╭─ MATERIAL PROVIDED

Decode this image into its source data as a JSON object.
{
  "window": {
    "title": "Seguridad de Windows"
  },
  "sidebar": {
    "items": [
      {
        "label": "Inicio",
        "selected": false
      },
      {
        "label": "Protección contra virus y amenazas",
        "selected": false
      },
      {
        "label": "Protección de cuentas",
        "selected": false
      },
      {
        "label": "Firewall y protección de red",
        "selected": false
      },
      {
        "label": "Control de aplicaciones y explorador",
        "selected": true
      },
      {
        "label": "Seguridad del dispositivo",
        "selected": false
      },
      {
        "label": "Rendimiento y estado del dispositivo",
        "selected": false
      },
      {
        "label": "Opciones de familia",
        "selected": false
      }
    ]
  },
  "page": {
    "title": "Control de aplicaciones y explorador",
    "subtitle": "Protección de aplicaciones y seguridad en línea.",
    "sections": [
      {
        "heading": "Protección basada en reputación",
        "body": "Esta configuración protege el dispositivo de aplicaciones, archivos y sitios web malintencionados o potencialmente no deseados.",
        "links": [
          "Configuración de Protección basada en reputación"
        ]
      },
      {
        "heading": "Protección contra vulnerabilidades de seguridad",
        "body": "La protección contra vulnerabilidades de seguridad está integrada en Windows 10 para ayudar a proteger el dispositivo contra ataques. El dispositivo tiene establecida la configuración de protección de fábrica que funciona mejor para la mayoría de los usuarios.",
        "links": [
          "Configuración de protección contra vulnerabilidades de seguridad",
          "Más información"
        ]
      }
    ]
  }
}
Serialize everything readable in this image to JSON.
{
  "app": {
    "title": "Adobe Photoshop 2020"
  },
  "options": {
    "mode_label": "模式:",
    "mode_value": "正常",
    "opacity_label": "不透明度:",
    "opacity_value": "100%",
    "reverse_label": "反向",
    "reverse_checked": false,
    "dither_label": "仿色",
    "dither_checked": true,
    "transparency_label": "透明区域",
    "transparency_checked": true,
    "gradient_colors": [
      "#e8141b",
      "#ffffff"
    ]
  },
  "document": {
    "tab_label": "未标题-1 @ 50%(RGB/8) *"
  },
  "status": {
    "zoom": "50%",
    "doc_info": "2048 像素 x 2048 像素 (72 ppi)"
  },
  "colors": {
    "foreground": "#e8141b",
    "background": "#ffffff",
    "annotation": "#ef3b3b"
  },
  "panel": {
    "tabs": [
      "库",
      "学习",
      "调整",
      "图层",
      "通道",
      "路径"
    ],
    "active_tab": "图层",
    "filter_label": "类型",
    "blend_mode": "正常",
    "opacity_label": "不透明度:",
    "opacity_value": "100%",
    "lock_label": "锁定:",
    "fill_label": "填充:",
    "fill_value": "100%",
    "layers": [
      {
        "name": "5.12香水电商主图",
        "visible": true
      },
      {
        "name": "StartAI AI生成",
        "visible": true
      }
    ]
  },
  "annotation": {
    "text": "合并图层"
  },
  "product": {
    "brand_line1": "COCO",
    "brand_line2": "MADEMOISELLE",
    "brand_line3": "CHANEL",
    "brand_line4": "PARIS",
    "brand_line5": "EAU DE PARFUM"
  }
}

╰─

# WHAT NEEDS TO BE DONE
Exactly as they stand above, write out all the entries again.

# WRITTEN SOLUTION
Decode this image into its source data as a JSON object.
{
  "window": {
    "title": "Seguridad de Windows"
  },
  "sidebar": {
    "items": [
      {
        "label": "Inicio",
        "selected": false
      },
      {
        "label": "Protección contra virus y amenazas",
        "selected": false
      },
      {
        "label": "Protección de cuentas",
        "selected": false
      },
      {
        "label": "Firewall y protección de red",
        "selected": false
      },
      {
        "label": "Control de aplicaciones y explorador",
        "selected": true
      },
      {
        "label": "Seguridad del dispositivo",
        "selected": false
      },
      {
        "label": "Rendimiento y estado del dispositivo",
        "selected": false
      },
      {
        "label": "Opciones de familia",
        "selected": false
      }
    ]
  },
  "page": {
    "title": "Control de aplicaciones y explorador",
    "subtitle": "Protección de aplicaciones y seguridad en línea.",
    "sections": [
      {
        "heading": "Protección basada en reputación",
        "body": "Esta configuración protege el dispositivo de aplicaciones, archivos y sitios web malintencionados o potencialmente no deseados.",
        "links": [
          "Configuración de Protección basada en reputación"
        ]
      },
      {
        "heading": "Protección contra vulnerabilidades de seguridad",
        "body": "La protección contra vulnerabilidades de seguridad está integrada en Windows 10 para ayudar a proteger el dispositivo contra ataques. El dispositivo tiene establecida la configuración de protección de fábrica que funciona mejor para la mayoría de los usuarios.",
        "links": [
          "Configuración de protección contra vulnerabilidades de seguridad",
          "Más información"
        ]
      }
    ]
  }
}
Serialize everything readable in this image to JSON.
{
  "app": {
    "title": "Adobe Photoshop 2020"
  },
  "options": {
    "mode_label": "模式:",
    "mode_value": "正常",
    "opacity_label": "不透明度:",
    "opacity_value": "100%",
    "reverse_label": "反向",
    "reverse_checked": false,
    "dither_label": "仿色",
    "dither_checked": true,
    "transparency_label": "透明区域",
    "transparency_checked": true,
    "gradient_colors": [
      "#e8141b",
      "#ffffff"
    ]
  },
  "document": {
    "tab_label": "未标题-1 @ 50%(RGB/8) *"
  },
  "status": {
    "zoom": "50%",
    "doc_info": "2048 像素 x 2048 像素 (72 ppi)"
  },
  "colors": {
    "foreground": "#e8141b",
    "background": "#ffffff",
    "annotation": "#ef3b3b"
  },
  "panel": {
    "tabs": [
      "库",
      "学习",
      "调整",
      "图层",
      "通道",
      "路径"
    ],
    "active_tab": "图层",
    "filter_label": "类型",
    "blend_mode": "正常",
    "opacity_label": "不透明度:",
    "opacity_value": "100%",
    "lock_label": "锁定:",
    "fill_label": "填充:",
    "fill_value": "100%",
    "layers": [
      {
        "name": "5.12香水电商主图",
        "visible": true
      },
      {
        "name": "StartAI AI生成",
        "visible": true
      }
    ]
  },
  "annotation": {
    "text": "合并图层"
  },
  "product": {
    "brand_line1": "COCO",
    "brand_line2": "MADEMOISELLE",
    "brand_line3": "CHANEL",
    "brand_line4": "PARIS",
    "brand_line5": "EAU DE PARFUM"
  }
}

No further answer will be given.